We expect our children to enjoy the benefits of a safe, appropriate study area at school. The classroom is filled with books, research materials, and other items conducive to an expanding and inquisitive mind. School should be a place where our children can focus on their schoolwork and learn in a comfortable, hassle-free environment where they want to learn.

But it’s important for our children to also benefit from a similar study environment at home. Here's how you can create yours:

1. Set Up a Study Area

Even in you live in a small home or apartment, it should be possible to find a small area where you can set up a desk and a chair for your child to read, do homework, or explore their interests. This doesn’t have to be anything lavish. It just has to be in a spot that's set apart from things that might distract them. To reinforce it, encourage your child to use that area to complete their homework or when they want to get away and do some reading, writing, or imagining.

2. Have Books on Hand

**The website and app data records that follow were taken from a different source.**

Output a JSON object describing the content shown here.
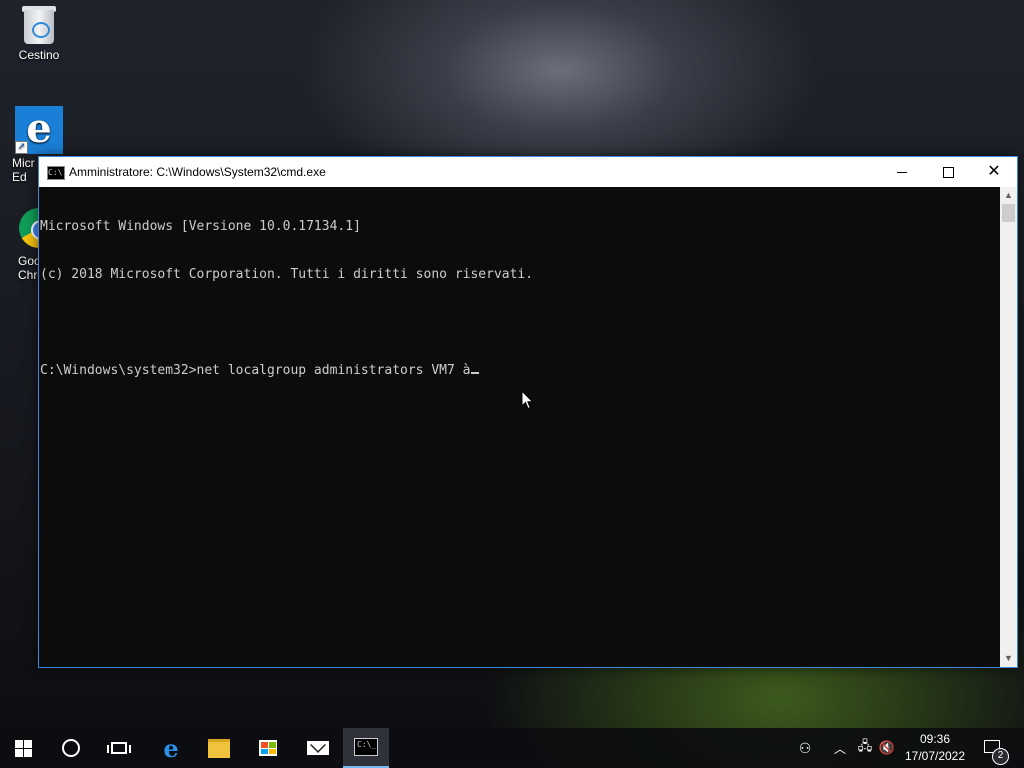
{
  "desktop": {
    "icons": [
      {
        "label": "Cestino",
        "icon": "recycle-bin-icon"
      },
      {
        "label": "Micr Ed",
        "icon": "edge-icon"
      },
      {
        "label": "Goo Chro",
        "icon": "chrome-icon"
      }
    ]
  },
  "window": {
    "title": "Amministratore: C:\\Windows\\System32\\cmd.exe",
    "console_lines": [
      "Microsoft Windows [Versione 10.0.17134.1]",
      "(c) 2018 Microsoft Corporation. Tutti i diritti sono riservati.",
      "",
      "C:\\Windows\\system32>net localgroup administrators VM7 à"
    ],
    "minimize_icon": "minimize-icon",
    "maximize_icon": "maximize-icon",
    "close_icon": "close-icon",
    "accent_color": "#3c8ad6"
  },
  "taskbar": {
    "apps": [
      "start-icon",
      "cortana-icon",
      "task-view-icon",
      "edge-icon",
      "file-explorer-icon",
      "store-icon",
      "mail-icon",
      "cmd-icon"
    ],
    "active_app": "cmd-icon",
    "clock": {
      "time": "09:36",
      "date": "17/07/2022"
    },
    "notifications_count": "2"
  }
}
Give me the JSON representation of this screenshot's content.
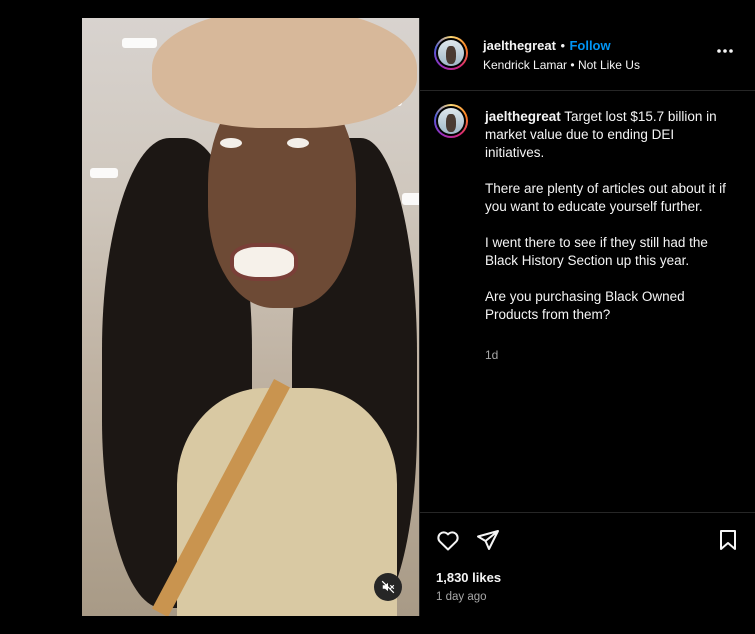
{
  "header": {
    "username": "jaelthegreat",
    "separator": "•",
    "follow_label": "Follow",
    "audio_artist": "Kendrick Lamar",
    "audio_separator": "•",
    "audio_track": "Not Like Us",
    "more_label": "•••"
  },
  "caption": {
    "username": "jaelthegreat",
    "text": " Target lost $15.7 billion in market value due to ending DEI initiatives.\n\nThere are plenty of articles out about it if you want to educate yourself further.\n\nI went there to see if they still had the Black History Section up this year.\n\nAre you purchasing Black Owned Products from them?",
    "age": "1d"
  },
  "actions": {
    "likes": "1,830 likes",
    "date": "1 day ago"
  },
  "icons": {
    "like": "heart-icon",
    "share": "send-icon",
    "save": "bookmark-icon",
    "mute": "speaker-muted-icon",
    "more": "more-horizontal-icon"
  },
  "colors": {
    "background": "#000000",
    "link": "#0095f6",
    "muted_text": "#a8a8a8",
    "divider": "#262626"
  }
}
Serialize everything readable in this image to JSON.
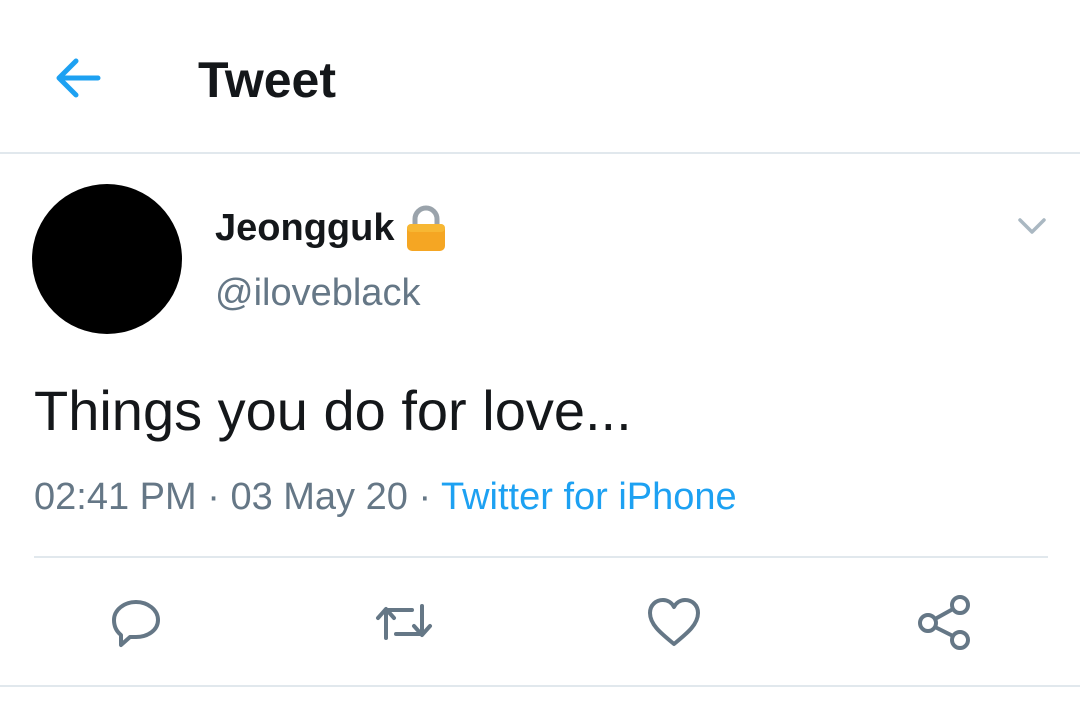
{
  "header": {
    "title": "Tweet",
    "back_icon": "arrow-left-icon"
  },
  "tweet": {
    "author": {
      "display_name": "Jeongguk",
      "handle": "@iloveblack",
      "protected_icon": "lock-icon",
      "avatar_color": "#000000"
    },
    "text": "Things you do for love...",
    "time": "02:41 PM",
    "separator": "·",
    "date": "03 May 20",
    "source": "Twitter for iPhone",
    "menu_icon": "chevron-down-icon"
  },
  "actions": [
    {
      "name": "reply",
      "icon": "reply-icon"
    },
    {
      "name": "retweet",
      "icon": "retweet-icon"
    },
    {
      "name": "like",
      "icon": "heart-icon"
    },
    {
      "name": "share",
      "icon": "share-icon"
    }
  ],
  "colors": {
    "accent": "#1da1f2",
    "secondary_text": "#657786",
    "primary_text": "#14171a",
    "divider": "#e1e8ed",
    "icon": "#657786"
  }
}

One of the best things you can do is to have books in your house that will grab your child’s attention. Of course, you must be careful about the types of books, but as your children grow up they will be curious about a multitude of topics. As they age and become more confident readers, they will seek out books and the first ones they will gravitate towards are the ones on the bookshelves at home.

3. Play Educational Games

One of the great things about the time we live in, is the amount of educational resources available to our children. Not only are there enough apps to fill the world’s largest hard drive, but there are a myriad of learning materials for sale everywhere. It takes a discerning parent to weed through all the options and decide which ones are best for their children, but a quick conversation with your child’s teacher can eliminate a few. Another thing to consider are some of the board games on the market now. Some focus on coding, engineering, and other activities that can improve your child’s educational skills.

4. Make it Family Time

If your study area is in a common area of your house, make study time or quiet time an option for everyone. If your child sees you picking up a book and reading or working on a project, they will be more likely to devote time to their educational pursuits as well.

5. Restrict Screen Time

This probably goes without saying, but a study area should be free of televisions and any screens that are not used for educational purposes. Sure, there will probably be a computer or tablet, but parents need to make sure that the computer is being used for learning and not play.

6. Add Items to Spark Interest

Is your child interested in space? Invest in a telescope. Science? Invest in a microscope. Math? Invest in materials that will enhance their math acumen. In other words, purchase items that will appeal to your child’s imagination and disciplines that they are interested in. You don’t need to force the items on them. You’ll probably be surprised at how often they use it and the kinds of worlds it opens up to them.